- Brute-Force Attacks
One of the most frequent password-cracking techniques is brute force assault. This method assumes that a hacker will try as many character combinations as possible to determine the proper password.
- SQL Injections
SQL injection is a type of cyber-attack that targets your query submission forms to get access to your website’s database. Hackers insert harmful code into your database to read, delete, modify, gather or add data.
- Cross-Site Scripting (XSS) (XSS)
Cross-site scripting is an assault that takes the form of a scripted piece of browser code (HTML). The dangerous script begins to execute when the attacked user opens the browser and accesses the website, giving it access to a variety of important data that must be protected.
- Trojan horses
A Trojan horse is harmful software that is masked as lawful software and installed by clients. This category contains applications that can gather information about debit cards and transmit it to a hacker, as well as applications that can crash users’ computers or abuse PC resources for the hacker’s benefit without their knowledge. These applications have the potential to effortlessly gather critical information and possibly infect your website.
- The middle man
A cybercriminal might listen in on a customer’s interaction with a retail adviser. If the client is linked to an insecure Wi-Fi or network, hackers can use this to steal sensitive data.
Solutions for E-commerce security that can make your life better
- SSL certificates and HTTPS
SSL certificates are one method of safeguarding a user’s personal information on the internet.
You may have noticed that browser addresses come in two varieties: HTTP and HTTPS. Both acronyms stand for communication protocol. The protocol is a collection of rules that regulate data flow between the browser and the server, what type of information should be present, and what to do with that data.
HTTPS is a secure variant of HTTP. It is an SSL protocol that is enabled once an SSL certificate is issued and encrypts personal data before it is delivered to the owner of an e-commerce website or app.
- Malware removal software
Anti-malware software identifies and removes computer viruses and other unwanted or destructive applications.

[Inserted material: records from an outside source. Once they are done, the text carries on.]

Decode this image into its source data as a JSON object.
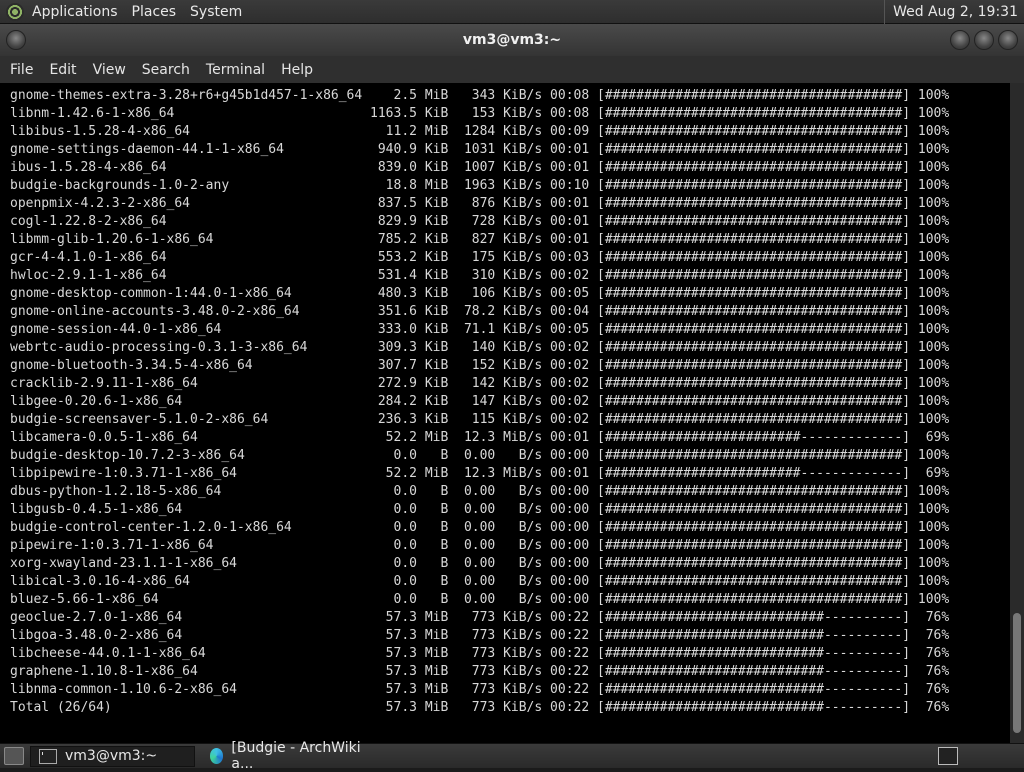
{
  "top_panel": {
    "menus": [
      "Applications",
      "Places",
      "System"
    ],
    "clock": "Wed Aug  2, 19:31"
  },
  "window": {
    "title": "vm3@vm3:~"
  },
  "menubar": [
    "File",
    "Edit",
    "View",
    "Search",
    "Terminal",
    "Help"
  ],
  "terminal": {
    "lines": [
      "gnome-themes-extra-3.28+r6+g45b1d457-1-x86_64    2.5 MiB   343 KiB/s 00:08 [######################################] 100%",
      "libnm-1.42.6-1-x86_64                         1163.5 KiB   153 KiB/s 00:08 [######################################] 100%",
      "libibus-1.5.28-4-x86_64                         11.2 MiB  1284 KiB/s 00:09 [######################################] 100%",
      "gnome-settings-daemon-44.1-1-x86_64            940.9 KiB  1031 KiB/s 00:01 [######################################] 100%",
      "ibus-1.5.28-4-x86_64                           839.0 KiB  1007 KiB/s 00:01 [######################################] 100%",
      "budgie-backgrounds-1.0-2-any                    18.8 MiB  1963 KiB/s 00:10 [######################################] 100%",
      "openpmix-4.2.3-2-x86_64                        837.5 KiB   876 KiB/s 00:01 [######################################] 100%",
      "cogl-1.22.8-2-x86_64                           829.9 KiB   728 KiB/s 00:01 [######################################] 100%",
      "libmm-glib-1.20.6-1-x86_64                     785.2 KiB   827 KiB/s 00:01 [######################################] 100%",
      "gcr-4-4.1.0-1-x86_64                           553.2 KiB   175 KiB/s 00:03 [######################################] 100%",
      "hwloc-2.9.1-1-x86_64                           531.4 KiB   310 KiB/s 00:02 [######################################] 100%",
      "gnome-desktop-common-1:44.0-1-x86_64           480.3 KiB   106 KiB/s 00:05 [######################################] 100%",
      "gnome-online-accounts-3.48.0-2-x86_64          351.6 KiB  78.2 KiB/s 00:04 [######################################] 100%",
      "gnome-session-44.0-1-x86_64                    333.0 KiB  71.1 KiB/s 00:05 [######################################] 100%",
      "webrtc-audio-processing-0.3.1-3-x86_64         309.3 KiB   140 KiB/s 00:02 [######################################] 100%",
      "gnome-bluetooth-3.34.5-4-x86_64                307.7 KiB   152 KiB/s 00:02 [######################################] 100%",
      "cracklib-2.9.11-1-x86_64                       272.9 KiB   142 KiB/s 00:02 [######################################] 100%",
      "libgee-0.20.6-1-x86_64                         284.2 KiB   147 KiB/s 00:02 [######################################] 100%",
      "budgie-screensaver-5.1.0-2-x86_64              236.3 KiB   115 KiB/s 00:02 [######################################] 100%",
      "libcamera-0.0.5-1-x86_64                        52.2 MiB  12.3 MiB/s 00:01 [#########################-------------]  69%",
      "budgie-desktop-10.7.2-3-x86_64                   0.0   B  0.00   B/s 00:00 [######################################] 100%",
      "libpipewire-1:0.3.71-1-x86_64                   52.2 MiB  12.3 MiB/s 00:01 [#########################-------------]  69%",
      "dbus-python-1.2.18-5-x86_64                      0.0   B  0.00   B/s 00:00 [######################################] 100%",
      "libgusb-0.4.5-1-x86_64                           0.0   B  0.00   B/s 00:00 [######################################] 100%",
      "budgie-control-center-1.2.0-1-x86_64             0.0   B  0.00   B/s 00:00 [######################################] 100%",
      "pipewire-1:0.3.71-1-x86_64                       0.0   B  0.00   B/s 00:00 [######################################] 100%",
      "xorg-xwayland-23.1.1-1-x86_64                    0.0   B  0.00   B/s 00:00 [######################################] 100%",
      "libical-3.0.16-4-x86_64                          0.0   B  0.00   B/s 00:00 [######################################] 100%",
      "bluez-5.66-1-x86_64                              0.0   B  0.00   B/s 00:00 [######################################] 100%",
      "geoclue-2.7.0-1-x86_64                          57.3 MiB   773 KiB/s 00:22 [############################----------]  76%",
      "libgoa-3.48.0-2-x86_64                          57.3 MiB   773 KiB/s 00:22 [############################----------]  76%",
      "libcheese-44.0.1-1-x86_64                       57.3 MiB   773 KiB/s 00:22 [############################----------]  76%",
      "graphene-1.10.8-1-x86_64                        57.3 MiB   773 KiB/s 00:22 [############################----------]  76%",
      "libnma-common-1.10.6-2-x86_64                   57.3 MiB   773 KiB/s 00:22 [############################----------]  76%",
      "Total (26/64)                                   57.3 MiB   773 KiB/s 00:22 [############################----------]  76%"
    ]
  },
  "taskbar": {
    "tasks": [
      "vm3@vm3:~",
      "[Budgie - ArchWiki a..."
    ]
  }
}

It also restores data that has previously been corrupted by viruses and prevents dangerous code from further modifying files or software.
Anti-malware software is used to combat worms, viruses, and Trojan horses.
- Secure the server and the admin panel
Using credentials that contain a variety of characters and are difficult to guess is essential. You should also change them regularly. Another best practice is to limit user access and define user roles. Allow everyone on the admin side to do only what they need to. A further security step is to have the panel notify you anytime a foreign IP tries to access it.
- Reliable payment gateway
Credit card information from clients should not be kept in your database. Stripe and PayPal, for example, can be utilized as third-party payment processors to handle payments away from your site.
- Set up a firewall.
A firewall is a security system that monitors and filters NetFlow (both incoming and outgoing) according to predefined rules, therefore preventing e-commerce security threats.
Effective firewalls protect against XSS, SQL injection, and other cyber-attacks.